• [The task] Reproduce the data that follows in its entirety, character for character.

• [Entries supplied]
□ □ □ □ □
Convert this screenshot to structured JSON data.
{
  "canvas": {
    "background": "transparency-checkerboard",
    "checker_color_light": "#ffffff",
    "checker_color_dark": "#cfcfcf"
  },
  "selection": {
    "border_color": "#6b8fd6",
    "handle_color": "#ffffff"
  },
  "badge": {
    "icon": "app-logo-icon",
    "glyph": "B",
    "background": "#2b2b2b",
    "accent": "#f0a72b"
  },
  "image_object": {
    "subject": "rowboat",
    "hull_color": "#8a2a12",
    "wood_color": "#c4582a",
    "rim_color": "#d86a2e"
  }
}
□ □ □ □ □
• [Response]
Convert this screenshot to structured JSON data.
{
  "canvas": {
    "background": "transparency-checkerboard",
    "checker_color_light": "#ffffff",
    "checker_color_dark": "#cfcfcf"
  },
  "selection": {
    "border_color": "#6b8fd6",
    "handle_color": "#ffffff"
  },
  "badge": {
    "icon": "app-logo-icon",
    "glyph": "B",
    "background": "#2b2b2b",
    "accent": "#f0a72b"
  },
  "image_object": {
    "subject": "rowboat",
    "hull_color": "#8a2a12",
    "wood_color": "#c4582a",
    "rim_color": "#d86a2e"
  }
}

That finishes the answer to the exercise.